Twenty-five people were plucked to safety but more than 70 were unaccounted for after the boat carrying people from Lebanon, Jordan and Yemen went down off the main Indonesian island of Java, police said.

Analysts said Jakarta's main concerns -- more than stopping asylum-seekers -- are trade and a secure food supply, something it has looked to do via investments in Australian farmland.

They said the difficulty for Abbott when he visits Jakarta will be balancing his "stop the boats" policy, given it was a central plank of his election campaign, with his desire to strengthen ties in Asia.

"Certainly I think they've very much gotten off on the wrong foot on the Indonesian front," said David McRae, an Indonesia expert at independent foreign policy think-tank the Lowy Institute in Sydney.

"To commence and set the tone for relations with Indonesia, it's an important trip," McRae added of Abbott's visit, which will include a one-on-one meeting with Yudhoyono and talks on strengthening economic relations.

Abbott, who will address a breakfast meeting of business leaders and lay a wreath at the Kalibata Heroes Cemetery, is also keen to bolster trade ties, with two-way trade valued at Aus$14.6 billion (US$13.6 billion) in 2012.

Adjunct professor at Queensland's Griffith University, Colin Brown, said Abbott may have made a shaky start, but the asylum-seeker issue was "not something that is going to blight the relationship for years to come".

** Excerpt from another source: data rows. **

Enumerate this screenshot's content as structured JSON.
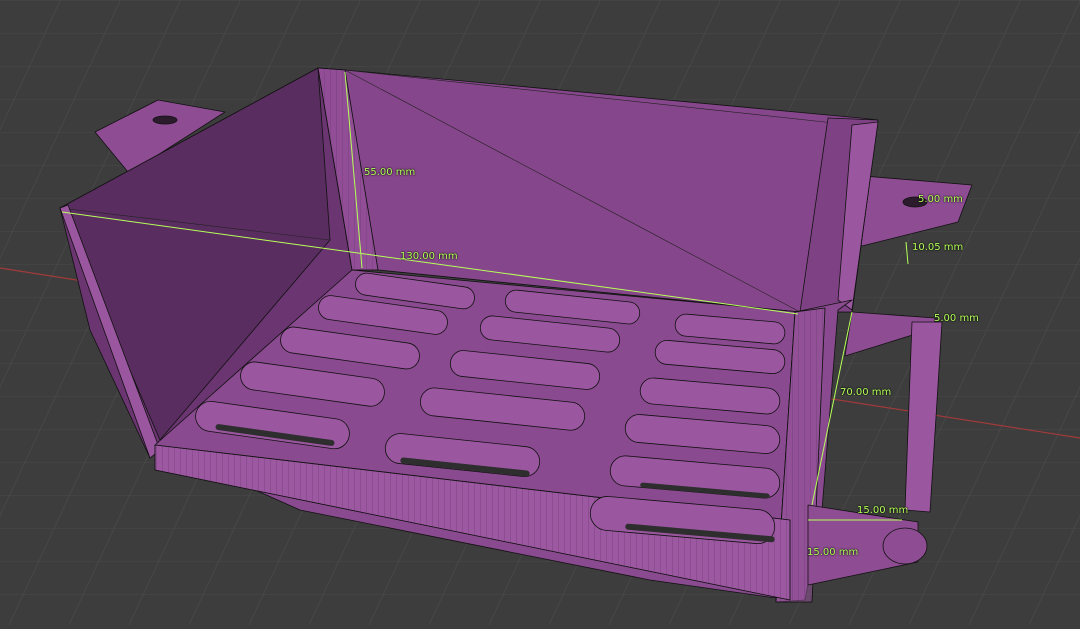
{
  "viewport": {
    "background": "#3d3d3d",
    "grid_color": "#4a4a4a",
    "x_axis_color": "#b03a3a",
    "mesh_color": "#8a4a8f",
    "edge_color": "#111111",
    "measure_color": "#b6ff5a"
  },
  "measurements": {
    "height": "55.00 mm",
    "length": "130.00 mm",
    "tab_width_upper": "5.00 mm",
    "tab_offset_upper": "10.05 mm",
    "handle_width": "5.00 mm",
    "handle_length": "70.00 mm",
    "handle_depth": "15.00 mm",
    "handle_height": "15.00 mm"
  }
}
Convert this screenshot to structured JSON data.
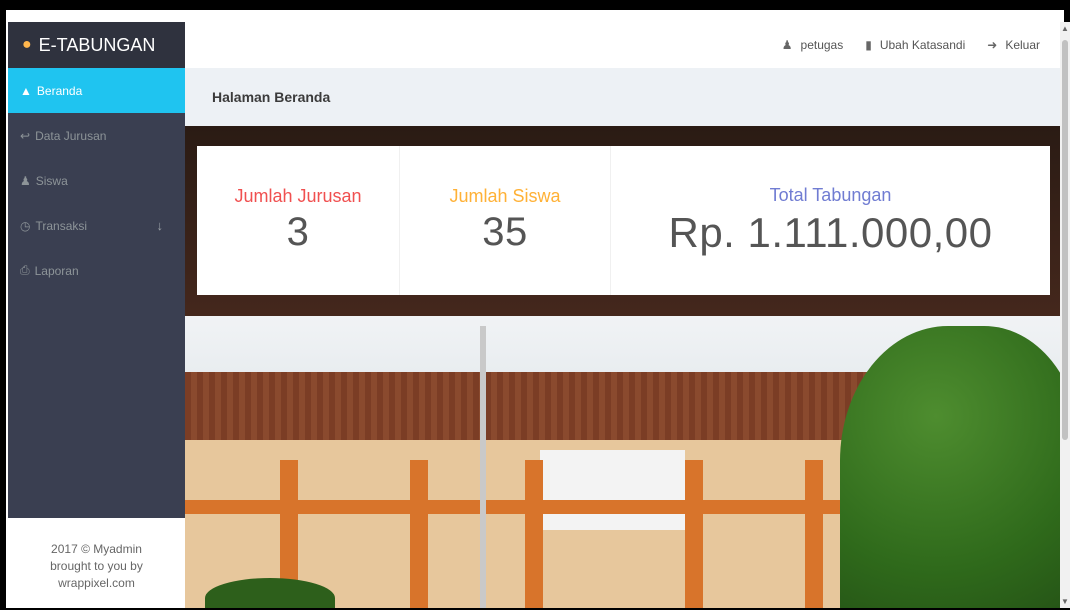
{
  "brand": {
    "name": "E-TABUNGAN"
  },
  "sidebar": {
    "items": [
      {
        "label": "Beranda",
        "icon": "flame-icon",
        "active": true
      },
      {
        "label": "Data Jurusan",
        "icon": "signpost-icon",
        "active": false
      },
      {
        "label": "Siswa",
        "icon": "user-icon",
        "active": false
      },
      {
        "label": "Transaksi",
        "icon": "clock-icon",
        "active": false,
        "has_submenu": true
      },
      {
        "label": "Laporan",
        "icon": "print-icon",
        "active": false
      }
    ],
    "footer": {
      "line1": "2017 © Myadmin",
      "line2": "brought to you by",
      "line3": "wrappixel.com"
    }
  },
  "topbar": {
    "user": "petugas",
    "change_password": "Ubah Katasandi",
    "logout": "Keluar"
  },
  "page": {
    "title": "Halaman Beranda"
  },
  "stats": [
    {
      "label": "Jumlah Jurusan",
      "value": "3",
      "color": "#f05050"
    },
    {
      "label": "Jumlah Siswa",
      "value": "35",
      "color": "#ffb136"
    },
    {
      "label": "Total Tabungan",
      "value": "Rp. 1.111.000,00",
      "color": "#707cd2"
    }
  ],
  "colors": {
    "accent": "#1fc4f0",
    "sidebar_bg": "#3a3f51",
    "brand_bg": "#2f323e"
  }
}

"I think it will require some nifty footwork, both in Indonesia and in Australia, because he can't politically in Australia be seen to obviously back down on things he's promised the Australian people in front of pressure from Indonesia," he said.

"I think they are going to have to find ways of interpreting various elements of policy, specifically the boat turn-back so you might refine it without looking as if you've abandoned it."

Yudhoyono spokesman Teuku Faizasyah said: "The decision by Prime Minister Abbott to begin his period of governance with a visit to Indonesia reflected a spirit to go forward, and to strengthen cooperation.

"This is a decision Indonesia appreciates."